Previous Loan Details

Ni K. J. A., 28 years old, together with all the members of this group agreed to continue borrowing from MUK. Because she already has one piglet from the profits earned from previous sales, Ni K. J. A. is using an acquisition loan to buy three more piglets. Any remainder will be used to buy pig f... More from Triwana Sari Group's previous loan »

Additional Information

About Koperasi Mitra Usaha Kecil (MUK)

This loan is serviced by Koperasi Mitra Usaha Kecil (MUK), a microfinance cooperative headquartered in West Bali, Indonesia. MUK’s mission is to provide chronically poor people in Bali with opportunities to improve their lives, while raising social awareness of economic and environmental issues.
Most MUK clients live in rural settings on less than $1.25 per day. MUK’s financial products are targeted to clients’ productive activities including small businesses, farming, and livestock rearing. MUK supports clients with training in household budgeting, livestock rearing, and small business management.
MUK provides services to clients of all races and religions. For more information about MUK, please visit its partner page. Also, consider joining MUK’s Kiva lending team, Friends of Mitra Usaha Kecil.

Concurrent and Successive Loans

Our Field Partners often work with borrowers over a series of loans as the borrowers build credit, take out bigger loans, and expand their businesses. In order to make it easier for our Field Partners to post loans for borrowers who have been listed on Kiva before, we allow them to post successive and concurrent loans for their Kiva borrowers. This means that our Field Partners are able to post a borrower's second, third, etc., loan on Kiva without having to re-enter all of the borrower's information.

This borrower has been listed on Kiva before, so you'll see an updated loan description, as well as excerpts of the original descriptions from earlier loans. Most borrowers take out loans consecutively, meaning that they receive a second loan after having repaid the first. However, sometimes our Field Partners give out concurrent loans, allowing borrowers to take out one primary loan and a secondary "add-on" loan along with it. These "add-on" loans are typically smaller than the borrower's primary loan and serve a different purpose.
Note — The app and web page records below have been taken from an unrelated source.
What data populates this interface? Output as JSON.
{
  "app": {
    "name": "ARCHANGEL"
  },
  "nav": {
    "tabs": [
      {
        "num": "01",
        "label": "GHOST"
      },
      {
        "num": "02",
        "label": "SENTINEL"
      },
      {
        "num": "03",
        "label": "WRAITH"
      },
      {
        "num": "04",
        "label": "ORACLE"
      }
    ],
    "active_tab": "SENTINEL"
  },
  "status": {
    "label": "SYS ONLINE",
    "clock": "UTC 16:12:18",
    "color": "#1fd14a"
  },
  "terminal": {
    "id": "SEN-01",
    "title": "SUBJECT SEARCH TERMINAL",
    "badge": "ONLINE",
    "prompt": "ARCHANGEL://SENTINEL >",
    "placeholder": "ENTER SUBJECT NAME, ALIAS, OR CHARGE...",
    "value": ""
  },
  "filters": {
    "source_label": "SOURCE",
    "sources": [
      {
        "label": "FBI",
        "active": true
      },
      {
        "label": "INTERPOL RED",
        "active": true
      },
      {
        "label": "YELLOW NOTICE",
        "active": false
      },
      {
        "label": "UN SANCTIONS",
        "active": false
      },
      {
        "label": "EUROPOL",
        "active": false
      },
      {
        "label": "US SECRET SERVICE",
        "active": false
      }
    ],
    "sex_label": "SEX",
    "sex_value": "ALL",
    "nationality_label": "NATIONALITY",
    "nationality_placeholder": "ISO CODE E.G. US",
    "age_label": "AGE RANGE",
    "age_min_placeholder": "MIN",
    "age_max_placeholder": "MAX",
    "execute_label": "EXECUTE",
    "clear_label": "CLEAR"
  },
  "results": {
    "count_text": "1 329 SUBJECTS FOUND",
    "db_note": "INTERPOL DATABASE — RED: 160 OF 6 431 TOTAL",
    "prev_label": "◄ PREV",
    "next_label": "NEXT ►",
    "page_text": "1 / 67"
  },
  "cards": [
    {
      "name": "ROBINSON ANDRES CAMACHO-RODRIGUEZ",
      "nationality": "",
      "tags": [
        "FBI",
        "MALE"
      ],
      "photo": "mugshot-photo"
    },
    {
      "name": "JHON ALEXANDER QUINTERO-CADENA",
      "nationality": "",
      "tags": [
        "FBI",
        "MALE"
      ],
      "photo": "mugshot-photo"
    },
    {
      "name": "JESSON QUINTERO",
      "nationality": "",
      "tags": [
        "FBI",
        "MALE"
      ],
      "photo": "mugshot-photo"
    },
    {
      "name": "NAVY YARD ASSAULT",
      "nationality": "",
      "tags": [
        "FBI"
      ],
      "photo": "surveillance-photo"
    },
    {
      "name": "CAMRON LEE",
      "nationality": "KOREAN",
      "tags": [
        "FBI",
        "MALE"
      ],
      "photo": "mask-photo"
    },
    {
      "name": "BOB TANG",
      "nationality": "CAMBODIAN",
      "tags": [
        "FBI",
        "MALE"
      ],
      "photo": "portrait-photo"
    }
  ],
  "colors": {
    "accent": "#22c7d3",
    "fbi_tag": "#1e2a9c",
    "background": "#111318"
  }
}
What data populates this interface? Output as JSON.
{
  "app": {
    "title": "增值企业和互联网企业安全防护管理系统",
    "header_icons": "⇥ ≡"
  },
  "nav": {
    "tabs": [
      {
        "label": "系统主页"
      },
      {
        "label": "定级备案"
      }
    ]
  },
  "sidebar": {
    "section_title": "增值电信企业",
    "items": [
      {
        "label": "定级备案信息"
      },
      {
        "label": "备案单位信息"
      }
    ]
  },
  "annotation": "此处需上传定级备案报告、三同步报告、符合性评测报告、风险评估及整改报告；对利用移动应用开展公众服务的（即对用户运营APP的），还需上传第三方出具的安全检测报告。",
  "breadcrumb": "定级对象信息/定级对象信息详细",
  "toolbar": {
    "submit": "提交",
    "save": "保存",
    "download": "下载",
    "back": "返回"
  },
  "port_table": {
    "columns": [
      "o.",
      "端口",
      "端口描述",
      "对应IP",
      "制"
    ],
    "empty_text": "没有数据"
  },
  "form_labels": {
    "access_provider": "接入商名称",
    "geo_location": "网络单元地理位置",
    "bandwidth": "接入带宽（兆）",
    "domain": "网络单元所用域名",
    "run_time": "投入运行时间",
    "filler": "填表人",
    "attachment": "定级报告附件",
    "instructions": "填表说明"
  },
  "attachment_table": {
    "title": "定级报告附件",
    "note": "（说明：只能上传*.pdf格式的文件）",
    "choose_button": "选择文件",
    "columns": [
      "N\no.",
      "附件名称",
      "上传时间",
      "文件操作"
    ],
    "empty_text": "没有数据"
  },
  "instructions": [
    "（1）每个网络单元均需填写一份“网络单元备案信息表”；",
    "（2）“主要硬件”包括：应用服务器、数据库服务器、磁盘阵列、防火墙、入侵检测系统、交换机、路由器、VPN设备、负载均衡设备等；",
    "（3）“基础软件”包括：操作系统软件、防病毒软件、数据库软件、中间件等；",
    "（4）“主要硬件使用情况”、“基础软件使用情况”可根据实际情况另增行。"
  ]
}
Because Field Partners can now post loans as successive and concurrent loans, you will be able to track borrower progress over time and see the various ways a borrower is working with our Field Partners through funds from Kiva’s lenders.

This is a Group Loan

In a group loan, each member of the group receives an individual loan but is part of a larger group of individuals. The group is there to provide support to the members and to provide a system of peer pressure, but groups may or may not be formally bound by a group guarantee. In cases where there is a group guarantee, members of the group are responsible for paying back the loans of their fellow group members in the case of delinquency or default.

Kiva's Field Partners typically feature one borrower from a group. The loan description, sector, and other attributes for a group loan profile are determined by the featured borrower's loan. The other members of the group are not required to use their loans for the same purpose.

About Indonesia

  • $5,200
    Average annual income
  • 134
    View loans »
    Indonesia Loans Fundraising
  • $6,318,525
    Funds lent in using Kiva
  • 9,235.0
    Indonesia Rupiahs (IDR) = $1 USD